Brakes: Brake linings wear with use and eventually wear out. If your brake linings are worn down to minimum thickness, they need to be replaced. Worn brakes can increase the distance it takes your vehicle to stop. Most vehicles need new brake linings after 40,000 to 60,000 miles of average driving.

Brake fluid leaks are extremely dangerous because they can cause total brake failure! Check the fluid level, and if low inspect the brake system for fluid leaks. Leaks should be repaired without delay! If your Brake warning light is on, it may indicate a low fluid level and a leak.

Steering & Suspension: Tie rod ends, ball joint and control arm bushings also wear with miles driven. Worn steering or suspension parts can accelerate tire wear, and may make the steering feel loose or sloppy. Failure of a major steering or suspension component may cause you to lose steering control. If your vehicle has a lot of miles on it and the steering or suspension does not feel normal or is making unusual noises, have it inspected and repaired as needed. See How To Inspect Your Car's Suspension

Wipers: Wipers should be replaced every two years, and may need to be replaced yearly in hot climates, especially if your vehicle is parked outdoors in direct sunlight. If your wipers are chattering, streaking, torn or doing a poor job, they need to be replaced now.

Lights: Make sure your headlights and taillights are working for safe night driving, and that your brake lights come on when you press on the brake pedal to alert drivers behind you that you are slowing or stopping. What's more, the cops may pull you over if you have a burned out light.

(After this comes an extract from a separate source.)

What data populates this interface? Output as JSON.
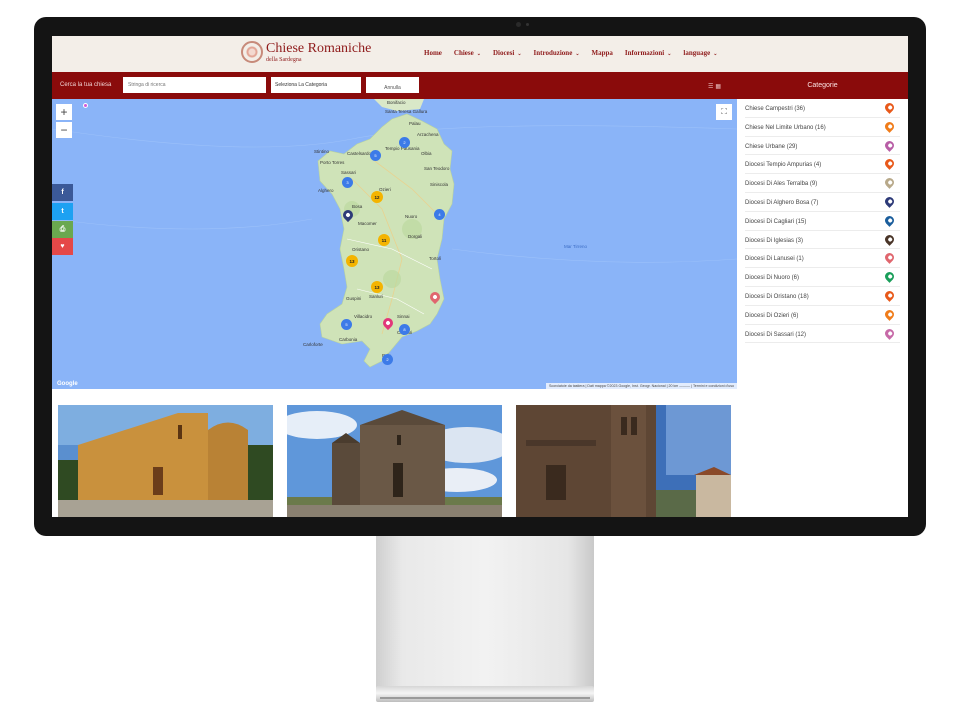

That in itself can create a potentially dangerous situation if you are guilty of driving while black (or brown).


car jacking

Watch out for Car Jackers! It's a sad commentary on our society today, but car jacking has become a common occurrence in many large cities and even the suburbs. Factory anti-theft systems have made it nearly impossible to "hot wire" (bypass the ignition switch) in late model vehicles, so criminals have had to turn to car jacking. They stick a gun in your face, demand your vehicle (and maybe your cell phone and wallet too) and take what they want.

If this happens to you, don't resist. Don't argue or plead with the car jacker, don't try to fight them or grab their gun. And if you pack your own heat (conceal carry), do you really want to risk a shoot out with someone who may be high on drugs or wouldn't hesitate to shoot you first? Your car isn't worth your life.

Most vehicles that are car jacked are stolen for one of two reasons: to commit another crime (such as a drive-by shooting, robbery or break-in), or for resale outside the U.S. Vehicles that are car jacked for resale are usually expensive high end luxury or performance vehicles. But driving a clunker is no protection against car jacking because a thug who needs a vehicle to commit another crime doesn't care what kind of vehicle it is. He will take your 12 year old minivan with 250K miles on the odometer.

The scary thing is a car jackings can happen almost anywhere, but typically occur when someone is refueling their car, or when they are getting into or out of a parked vehicle. Car jackings happen in parking lots, parking ramps, on the street or even on the road. "Bump and Steal" is another tactic a car jacker will use to trick you into stopping and getting gout of your vehicle. The car jacker follows you in another vehicle, then bumps you at a stop light or stop sign from behind. When you get out to inspect the damage, they steal your car.

Related Articles:

Defensive Driving Tips

Distracted Driving

Drunk Driving

Mechanical Causes of Auto Accidents

Safe Travel Tips


NHTSA (tons of facts & figures)

NSC.Org (Child seat info)

Be sure to visit our other websites:
Driving Safety

AA1Car Automotive Diagnostic & Repair Help

Auto Repair Yourself

Carley Automotive Software